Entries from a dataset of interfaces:
_ _ _

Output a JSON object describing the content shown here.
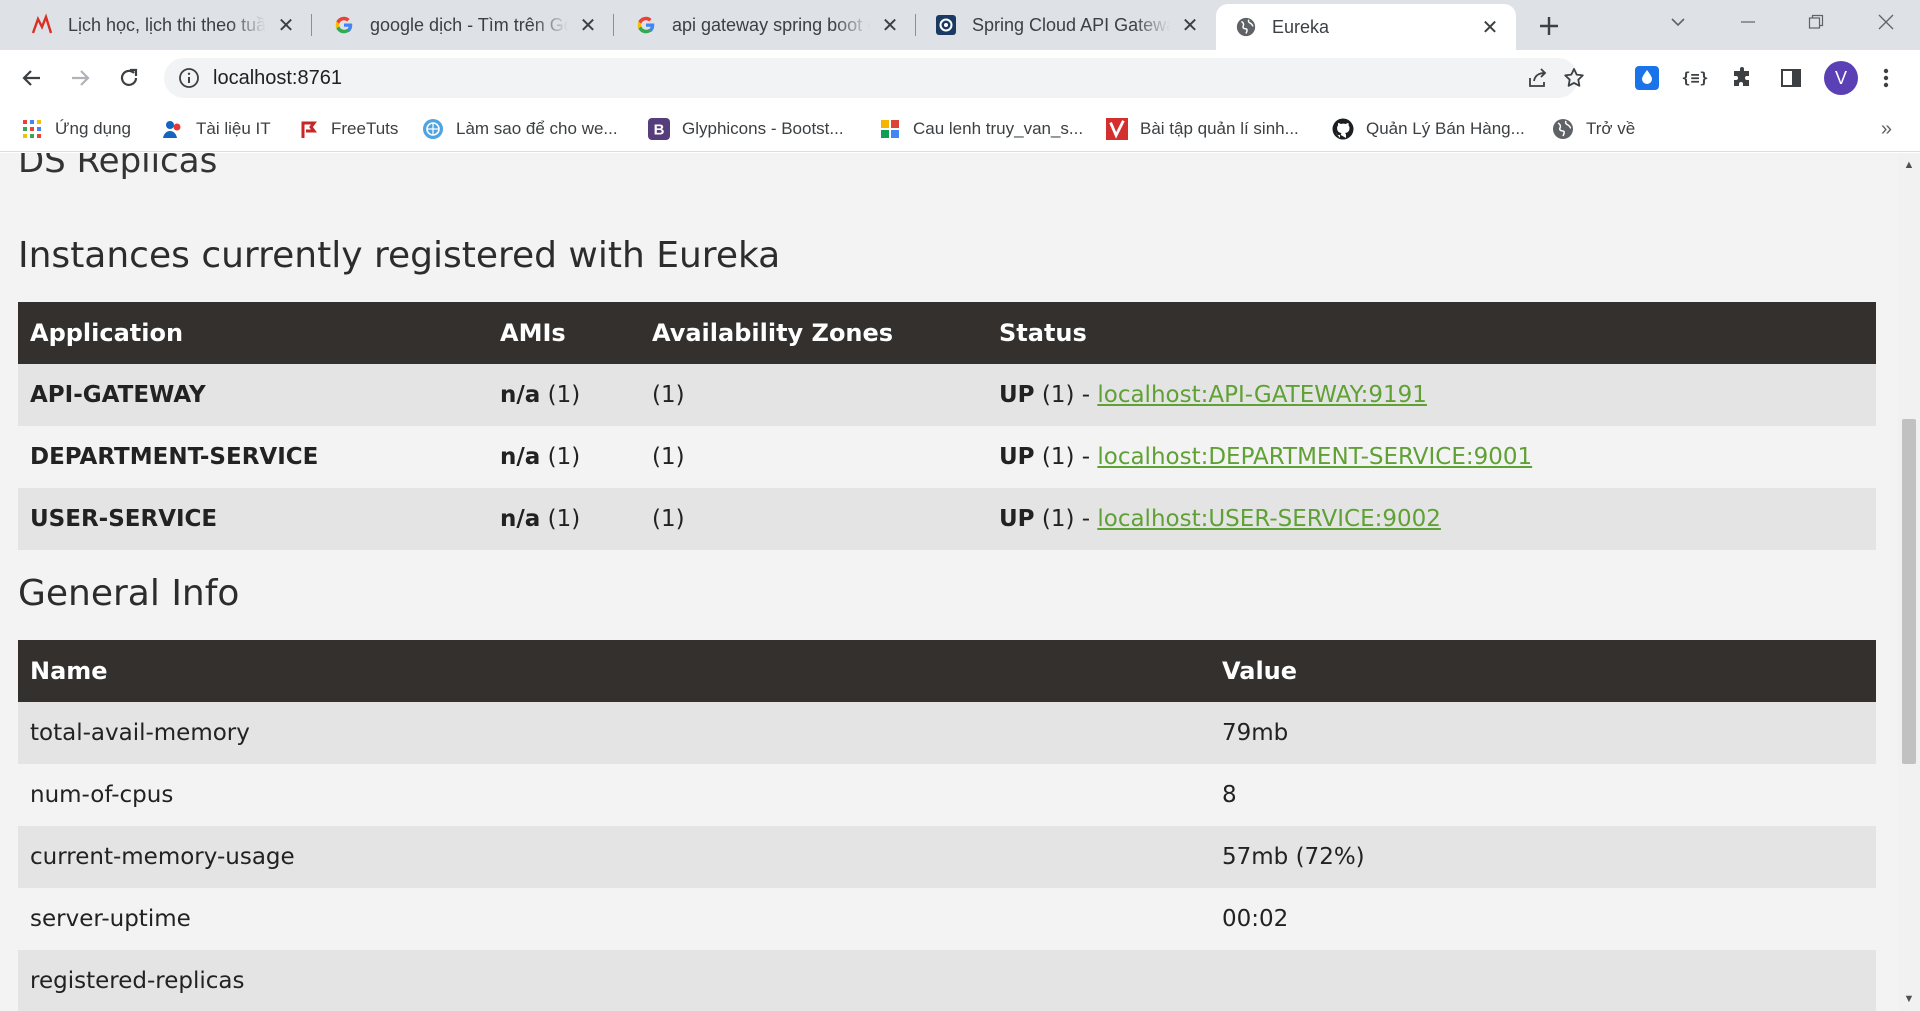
{
  "browser": {
    "tabs": [
      {
        "title": "Lịch học, lịch thi theo tuần",
        "icon": "ictu-logo-icon"
      },
      {
        "title": "google dịch - Tìm trên Google",
        "icon": "google-icon"
      },
      {
        "title": "api gateway spring boot example",
        "icon": "google-icon"
      },
      {
        "title": "Spring Cloud API Gateway",
        "icon": "spring-doc-icon"
      },
      {
        "title": "Eureka",
        "icon": "globe-icon",
        "active": true
      }
    ],
    "url": "localhost:8761",
    "profile_initial": "V",
    "colors": {
      "tabstrip": "#dee1e6",
      "profile": "#5b3fb5",
      "ext_blue": "#1a73e8"
    }
  },
  "bookmarks": [
    {
      "label": "Ứng dụng",
      "icon": "apps-grid-icon"
    },
    {
      "label": "Tài liệu IT",
      "icon": "people-icon"
    },
    {
      "label": "FreeTuts",
      "icon": "freetuts-icon"
    },
    {
      "label": "Làm sao để cho we...",
      "icon": "globe-badge-icon"
    },
    {
      "label": "Glyphicons - Bootst...",
      "icon": "bootstrap-icon"
    },
    {
      "label": "Cau lenh truy_van_s...",
      "icon": "sql-icon"
    },
    {
      "label": "Bài tập quản lí sinh...",
      "icon": "v-logo-icon"
    },
    {
      "label": "Quản Lý Bán Hàng...",
      "icon": "github-icon"
    },
    {
      "label": "Trở về",
      "icon": "globe-icon"
    }
  ],
  "page": {
    "replicas_heading": "DS Replicas",
    "instances_heading": "Instances currently registered with Eureka",
    "instances": {
      "headers": [
        "Application",
        "AMIs",
        "Availability Zones",
        "Status"
      ],
      "rows": [
        {
          "app": "API-GATEWAY",
          "ami_bold": "n/a",
          "ami_count": " (1)",
          "zones": "(1)",
          "status_prefix": "UP",
          "status_count": " (1) - ",
          "link": "localhost:API-GATEWAY:9191"
        },
        {
          "app": "DEPARTMENT-SERVICE",
          "ami_bold": "n/a",
          "ami_count": " (1)",
          "zones": "(1)",
          "status_prefix": "UP",
          "status_count": " (1) - ",
          "link": "localhost:DEPARTMENT-SERVICE:9001"
        },
        {
          "app": "USER-SERVICE",
          "ami_bold": "n/a",
          "ami_count": " (1)",
          "zones": "(1)",
          "status_prefix": "UP",
          "status_count": " (1) - ",
          "link": "localhost:USER-SERVICE:9002"
        }
      ]
    },
    "general_heading": "General Info",
    "general": {
      "headers": [
        "Name",
        "Value"
      ],
      "rows": [
        {
          "name": "total-avail-memory",
          "value": "79mb"
        },
        {
          "name": "num-of-cpus",
          "value": "8"
        },
        {
          "name": "current-memory-usage",
          "value": "57mb (72%)"
        },
        {
          "name": "server-uptime",
          "value": "00:02"
        },
        {
          "name": "registered-replicas",
          "value": ""
        }
      ]
    },
    "colors": {
      "header_bg": "#34302d",
      "link": "#5fa134",
      "row_odd": "#e4e4e4",
      "row_even": "#f3f3f3"
    }
  }
}
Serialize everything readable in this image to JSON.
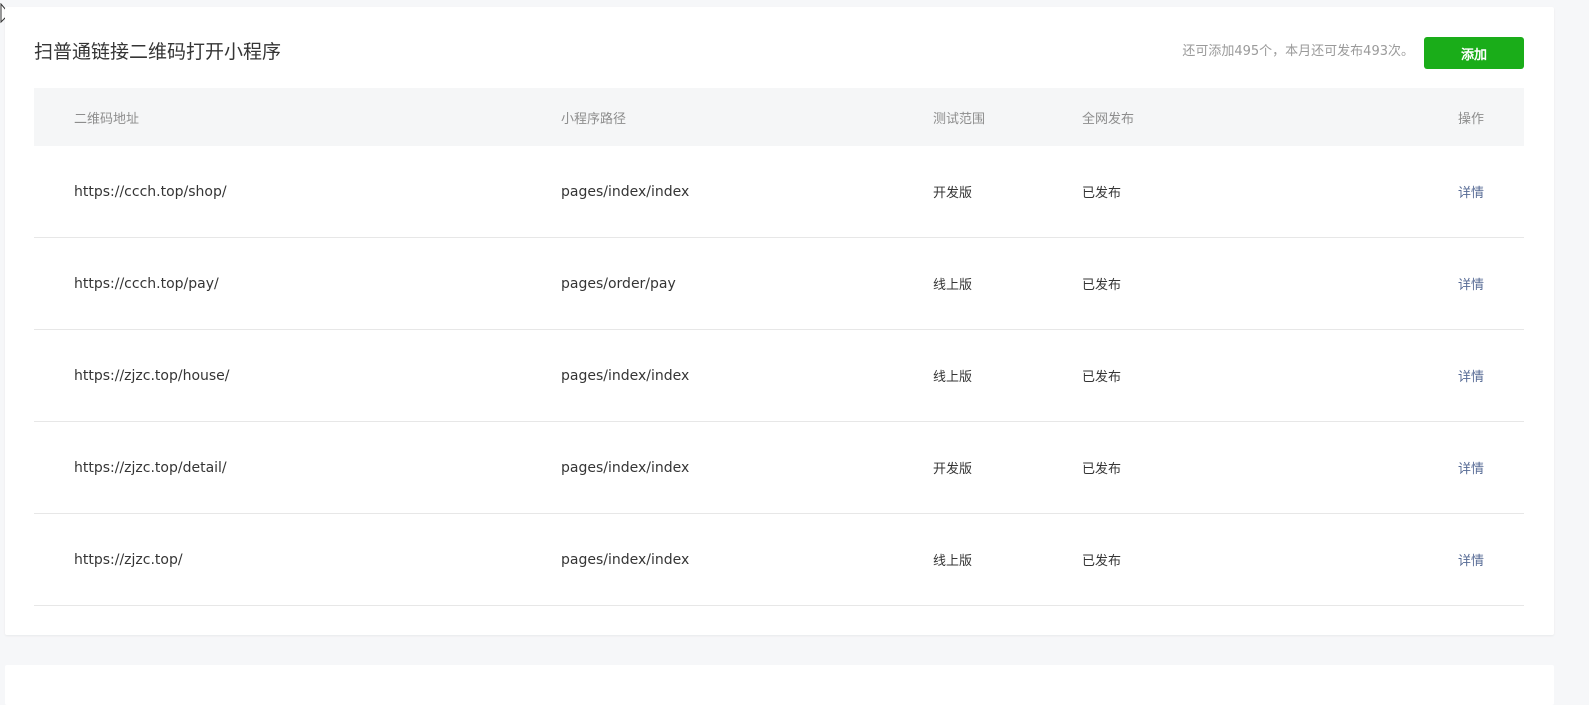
{
  "section": {
    "title": "扫普通链接二维码打开小程序",
    "quota_text": "还可添加495个，本月还可发布493次。",
    "add_button_label": "添加"
  },
  "table": {
    "headers": {
      "qr_url": "二维码地址",
      "path": "小程序路径",
      "test_scope": "测试范围",
      "publish": "全网发布",
      "action": "操作"
    },
    "rows": [
      {
        "qr_url": "https://ccch.top/shop/",
        "path": "pages/index/index",
        "test_scope": "开发版",
        "publish": "已发布",
        "action": "详情"
      },
      {
        "qr_url": "https://ccch.top/pay/",
        "path": "pages/order/pay",
        "test_scope": "线上版",
        "publish": "已发布",
        "action": "详情"
      },
      {
        "qr_url": "https://zjzc.top/house/",
        "path": "pages/index/index",
        "test_scope": "线上版",
        "publish": "已发布",
        "action": "详情"
      },
      {
        "qr_url": "https://zjzc.top/detail/",
        "path": "pages/index/index",
        "test_scope": "开发版",
        "publish": "已发布",
        "action": "详情"
      },
      {
        "qr_url": "https://zjzc.top/",
        "path": "pages/index/index",
        "test_scope": "线上版",
        "publish": "已发布",
        "action": "详情"
      }
    ]
  },
  "colors": {
    "accent_green": "#1aad19",
    "link_blue": "#576b95",
    "header_bg": "#f5f6f7"
  }
}
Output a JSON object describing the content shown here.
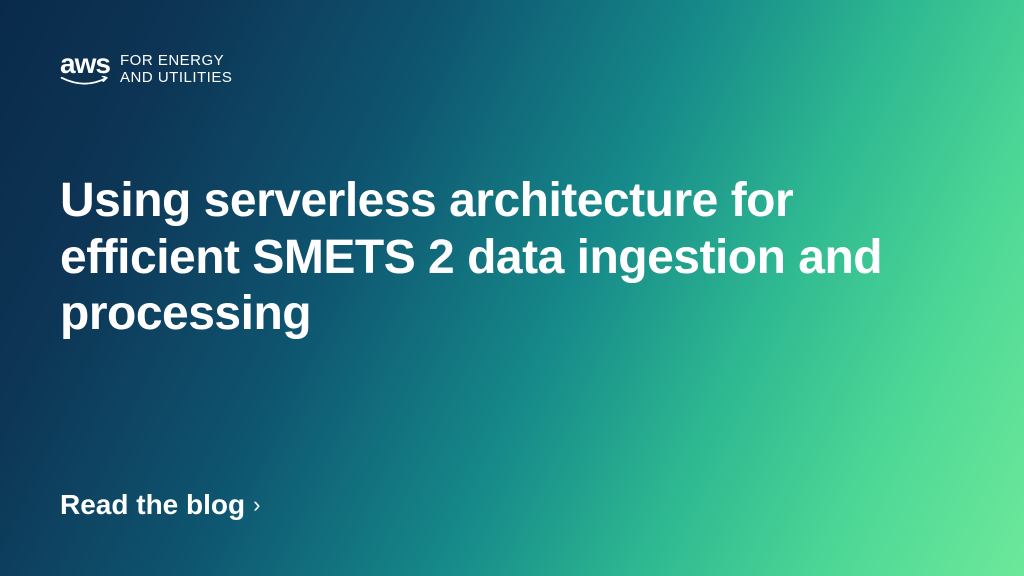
{
  "logo": {
    "brand": "aws",
    "subtitle_line1": "FOR ENERGY",
    "subtitle_line2": "AND UTILITIES"
  },
  "headline": "Using serverless architecture for efficient SMETS 2 data ingestion and processing",
  "cta": {
    "label": "Read the blog",
    "chevron": "›"
  }
}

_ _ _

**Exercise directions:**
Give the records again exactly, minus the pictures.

**Response to this exercise:**
Output a JSON object describing the content shown here.
{
  "browser": {
    "tabs": [
      {
        "title": "Lịch học, lịch thi theo tuần",
        "icon": "ictu-logo-icon"
      },
      {
        "title": "google dịch - Tìm trên Google",
        "icon": "google-icon"
      },
      {
        "title": "api gateway spring boot example",
        "icon": "google-icon"
      },
      {
        "title": "Spring Cloud API Gateway",
        "icon": "spring-doc-icon"
      },
      {
        "title": "Eureka",
        "icon": "globe-icon",
        "active": true
      }
    ],
    "url": "localhost:8761",
    "profile_initial": "V",
    "colors": {
      "tabstrip": "#dee1e6",
      "profile": "#5b3fb5",
      "ext_blue": "#1a73e8"
    }
  },
  "bookmarks": [
    {
      "label": "Ứng dụng",
      "icon": "apps-grid-icon"
    },
    {
      "label": "Tài liệu IT",
      "icon": "people-icon"
    },
    {
      "label": "FreeTuts",
      "icon": "freetuts-icon"
    },
    {
      "label": "Làm sao để cho we...",
      "icon": "globe-badge-icon"
    },
    {
      "label": "Glyphicons - Bootst...",
      "icon": "bootstrap-icon"
    },
    {
      "label": "Cau lenh truy_van_s...",
      "icon": "sql-icon"
    },
    {
      "label": "Bài tập quản lí sinh...",
      "icon": "v-logo-icon"
    },
    {
      "label": "Quản Lý Bán Hàng...",
      "icon": "github-icon"
    },
    {
      "label": "Trở về",
      "icon": "globe-icon"
    }
  ],
  "page": {
    "replicas_heading": "DS Replicas",
    "instances_heading": "Instances currently registered with Eureka",
    "instances": {
      "headers": [
        "Application",
        "AMIs",
        "Availability Zones",
        "Status"
      ],
      "rows": [
        {
          "app": "API-GATEWAY",
          "ami_bold": "n/a",
          "ami_count": " (1)",
          "zones": "(1)",
          "status_prefix": "UP",
          "status_count": " (1) - ",
          "link": "localhost:API-GATEWAY:9191"
        },
        {
          "app": "DEPARTMENT-SERVICE",
          "ami_bold": "n/a",
          "ami_count": " (1)",
          "zones": "(1)",
          "status_prefix": "UP",
          "status_count": " (1) - ",
          "link": "localhost:DEPARTMENT-SERVICE:9001"
        },
        {
          "app": "USER-SERVICE",
          "ami_bold": "n/a",
          "ami_count": " (1)",
          "zones": "(1)",
          "status_prefix": "UP",
          "status_count": " (1) - ",
          "link": "localhost:USER-SERVICE:9002"
        }
      ]
    },
    "general_heading": "General Info",
    "general": {
      "headers": [
        "Name",
        "Value"
      ],
      "rows": [
        {
          "name": "total-avail-memory",
          "value": "79mb"
        },
        {
          "name": "num-of-cpus",
          "value": "8"
        },
        {
          "name": "current-memory-usage",
          "value": "57mb (72%)"
        },
        {
          "name": "server-uptime",
          "value": "00:02"
        },
        {
          "name": "registered-replicas",
          "value": ""
        }
      ]
    },
    "colors": {
      "header_bg": "#34302d",
      "link": "#5fa134",
      "row_odd": "#e4e4e4",
      "row_even": "#f3f3f3"
    }
  }
}
Serialize everything readable in this image to JSON.
{
  "section": {
    "title": "扫普通链接二维码打开小程序",
    "quota_text": "还可添加495个，本月还可发布493次。",
    "add_button_label": "添加"
  },
  "table": {
    "headers": {
      "qr_url": "二维码地址",
      "path": "小程序路径",
      "test_scope": "测试范围",
      "publish": "全网发布",
      "action": "操作"
    },
    "rows": [
      {
        "qr_url": "https://ccch.top/shop/",
        "path": "pages/index/index",
        "test_scope": "开发版",
        "publish": "已发布",
        "action": "详情"
      },
      {
        "qr_url": "https://ccch.top/pay/",
        "path": "pages/order/pay",
        "test_scope": "线上版",
        "publish": "已发布",
        "action": "详情"
      },
      {
        "qr_url": "https://zjzc.top/house/",
        "path": "pages/index/index",
        "test_scope": "线上版",
        "publish": "已发布",
        "action": "详情"
      },
      {
        "qr_url": "https://zjzc.top/detail/",
        "path": "pages/index/index",
        "test_scope": "开发版",
        "publish": "已发布",
        "action": "详情"
      },
      {
        "qr_url": "https://zjzc.top/",
        "path": "pages/index/index",
        "test_scope": "线上版",
        "publish": "已发布",
        "action": "详情"
      }
    ]
  },
  "colors": {
    "accent_green": "#1aad19",
    "link_blue": "#576b95",
    "header_bg": "#f5f6f7"
  }
}
Output a JSON object describing the content shown here.
{
  "logo": {
    "brand": "aws",
    "subtitle_line1": "FOR ENERGY",
    "subtitle_line2": "AND UTILITIES"
  },
  "headline": "Using serverless architecture for efficient SMETS 2 data ingestion and processing",
  "cta": {
    "label": "Read the blog",
    "chevron": "›"
  }
}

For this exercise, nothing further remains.